[Task goal]
Repeat, word for word, each of the records shown below, without their pictures.

Website and app data records
------------

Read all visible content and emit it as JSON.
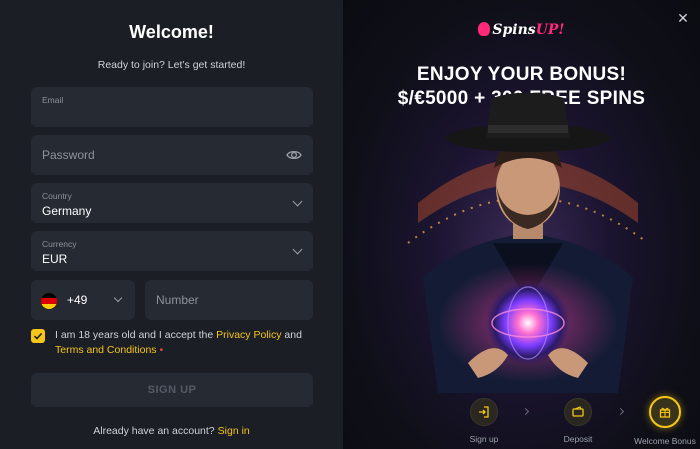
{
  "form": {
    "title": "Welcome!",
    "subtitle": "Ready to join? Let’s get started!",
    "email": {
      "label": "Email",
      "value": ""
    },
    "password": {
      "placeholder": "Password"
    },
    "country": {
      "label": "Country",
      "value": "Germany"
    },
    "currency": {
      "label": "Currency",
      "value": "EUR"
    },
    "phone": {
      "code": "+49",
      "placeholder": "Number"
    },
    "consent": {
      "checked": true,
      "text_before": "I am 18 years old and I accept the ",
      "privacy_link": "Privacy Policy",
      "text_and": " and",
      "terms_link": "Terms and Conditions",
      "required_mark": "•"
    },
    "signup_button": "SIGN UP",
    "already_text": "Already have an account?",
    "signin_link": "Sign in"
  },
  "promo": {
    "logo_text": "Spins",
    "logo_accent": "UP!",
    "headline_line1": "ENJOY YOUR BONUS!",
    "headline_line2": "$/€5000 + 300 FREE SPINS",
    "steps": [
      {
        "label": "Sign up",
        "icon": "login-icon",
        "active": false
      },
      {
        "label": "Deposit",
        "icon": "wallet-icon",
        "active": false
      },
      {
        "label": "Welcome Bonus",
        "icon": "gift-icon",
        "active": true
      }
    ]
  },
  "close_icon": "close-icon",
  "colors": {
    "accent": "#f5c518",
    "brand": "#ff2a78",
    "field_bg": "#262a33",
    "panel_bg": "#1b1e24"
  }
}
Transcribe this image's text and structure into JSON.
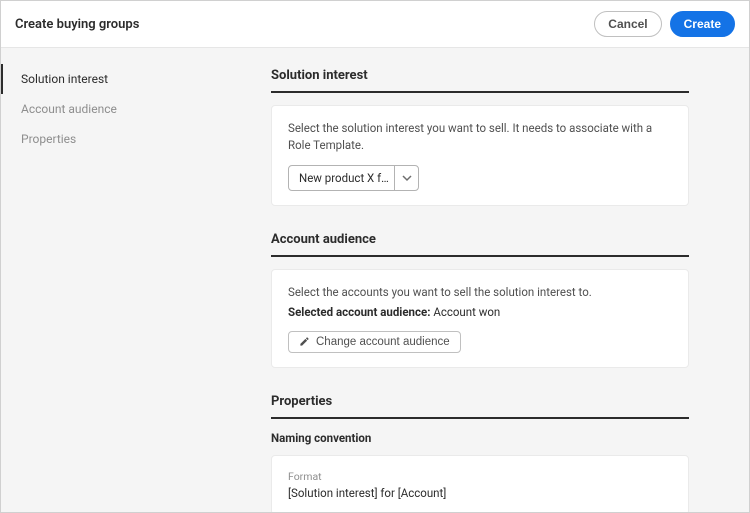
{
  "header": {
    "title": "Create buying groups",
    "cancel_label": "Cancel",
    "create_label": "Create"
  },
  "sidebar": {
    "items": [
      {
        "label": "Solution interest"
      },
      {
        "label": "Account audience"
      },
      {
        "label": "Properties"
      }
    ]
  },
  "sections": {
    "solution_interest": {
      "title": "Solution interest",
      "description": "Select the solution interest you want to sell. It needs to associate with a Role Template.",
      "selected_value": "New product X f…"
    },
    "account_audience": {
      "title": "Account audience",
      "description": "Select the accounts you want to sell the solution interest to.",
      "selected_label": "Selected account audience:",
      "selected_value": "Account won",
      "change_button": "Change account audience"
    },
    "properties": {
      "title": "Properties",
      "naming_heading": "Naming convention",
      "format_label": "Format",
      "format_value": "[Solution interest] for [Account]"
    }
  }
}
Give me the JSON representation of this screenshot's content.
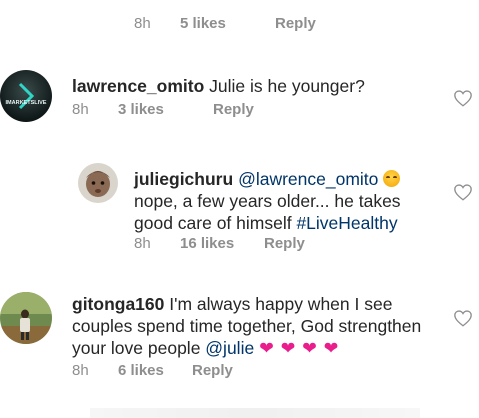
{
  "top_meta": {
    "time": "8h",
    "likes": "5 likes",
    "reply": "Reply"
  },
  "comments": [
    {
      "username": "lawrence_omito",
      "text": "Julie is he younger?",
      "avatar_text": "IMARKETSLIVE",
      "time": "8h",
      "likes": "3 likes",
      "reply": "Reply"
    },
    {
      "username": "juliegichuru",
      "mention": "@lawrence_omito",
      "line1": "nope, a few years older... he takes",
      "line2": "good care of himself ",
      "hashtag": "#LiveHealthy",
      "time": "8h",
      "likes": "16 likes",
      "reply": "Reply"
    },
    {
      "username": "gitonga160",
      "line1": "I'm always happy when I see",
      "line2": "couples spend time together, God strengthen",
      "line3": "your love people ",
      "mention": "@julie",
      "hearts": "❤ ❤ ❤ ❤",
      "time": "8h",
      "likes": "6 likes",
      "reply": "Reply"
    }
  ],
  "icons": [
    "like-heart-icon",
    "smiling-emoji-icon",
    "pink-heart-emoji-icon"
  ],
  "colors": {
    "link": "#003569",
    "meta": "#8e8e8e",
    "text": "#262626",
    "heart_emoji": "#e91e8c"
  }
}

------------

[Answer for the task]
Read all visible content and emit it as JSON.
{
  "form": {
    "title": "Welcome!",
    "subtitle": "Ready to join? Let’s get started!",
    "email": {
      "label": "Email",
      "value": ""
    },
    "password": {
      "placeholder": "Password"
    },
    "country": {
      "label": "Country",
      "value": "Germany"
    },
    "currency": {
      "label": "Currency",
      "value": "EUR"
    },
    "phone": {
      "code": "+49",
      "placeholder": "Number"
    },
    "consent": {
      "checked": true,
      "text_before": "I am 18 years old and I accept the ",
      "privacy_link": "Privacy Policy",
      "text_and": " and",
      "terms_link": "Terms and Conditions",
      "required_mark": "•"
    },
    "signup_button": "SIGN UP",
    "already_text": "Already have an account?",
    "signin_link": "Sign in"
  },
  "promo": {
    "logo_text": "Spins",
    "logo_accent": "UP!",
    "headline_line1": "ENJOY YOUR BONUS!",
    "headline_line2": "$/€5000 + 300 FREE SPINS",
    "steps": [
      {
        "label": "Sign up",
        "icon": "login-icon",
        "active": false
      },
      {
        "label": "Deposit",
        "icon": "wallet-icon",
        "active": false
      },
      {
        "label": "Welcome Bonus",
        "icon": "gift-icon",
        "active": true
      }
    ]
  },
  "close_icon": "close-icon",
  "colors": {
    "accent": "#f5c518",
    "brand": "#ff2a78",
    "field_bg": "#262a33",
    "panel_bg": "#1b1e24"
  }
}
Transcribe this image's text and structure into JSON.
{
  "header": {
    "title": "Create buying groups",
    "cancel_label": "Cancel",
    "create_label": "Create"
  },
  "sidebar": {
    "items": [
      {
        "label": "Solution interest"
      },
      {
        "label": "Account audience"
      },
      {
        "label": "Properties"
      }
    ]
  },
  "sections": {
    "solution_interest": {
      "title": "Solution interest",
      "description": "Select the solution interest you want to sell. It needs to associate with a Role Template.",
      "selected_value": "New product X f…"
    },
    "account_audience": {
      "title": "Account audience",
      "description": "Select the accounts you want to sell the solution interest to.",
      "selected_label": "Selected account audience:",
      "selected_value": "Account won",
      "change_button": "Change account audience"
    },
    "properties": {
      "title": "Properties",
      "naming_heading": "Naming convention",
      "format_label": "Format",
      "format_value": "[Solution interest] for [Account]"
    }
  }
}
Give me the JSON representation of this screenshot's content.
{
  "top_meta": {
    "time": "8h",
    "likes": "5 likes",
    "reply": "Reply"
  },
  "comments": [
    {
      "username": "lawrence_omito",
      "text": "Julie is he younger?",
      "avatar_text": "IMARKETSLIVE",
      "time": "8h",
      "likes": "3 likes",
      "reply": "Reply"
    },
    {
      "username": "juliegichuru",
      "mention": "@lawrence_omito",
      "line1": "nope, a few years older... he takes",
      "line2": "good care of himself ",
      "hashtag": "#LiveHealthy",
      "time": "8h",
      "likes": "16 likes",
      "reply": "Reply"
    },
    {
      "username": "gitonga160",
      "line1": "I'm always happy when I see",
      "line2": "couples spend time together, God strengthen",
      "line3": "your love people ",
      "mention": "@julie",
      "hearts": "❤ ❤ ❤ ❤",
      "time": "8h",
      "likes": "6 likes",
      "reply": "Reply"
    }
  ],
  "icons": [
    "like-heart-icon",
    "smiling-emoji-icon",
    "pink-heart-emoji-icon"
  ],
  "colors": {
    "link": "#003569",
    "meta": "#8e8e8e",
    "text": "#262626",
    "heart_emoji": "#e91e8c"
  }
}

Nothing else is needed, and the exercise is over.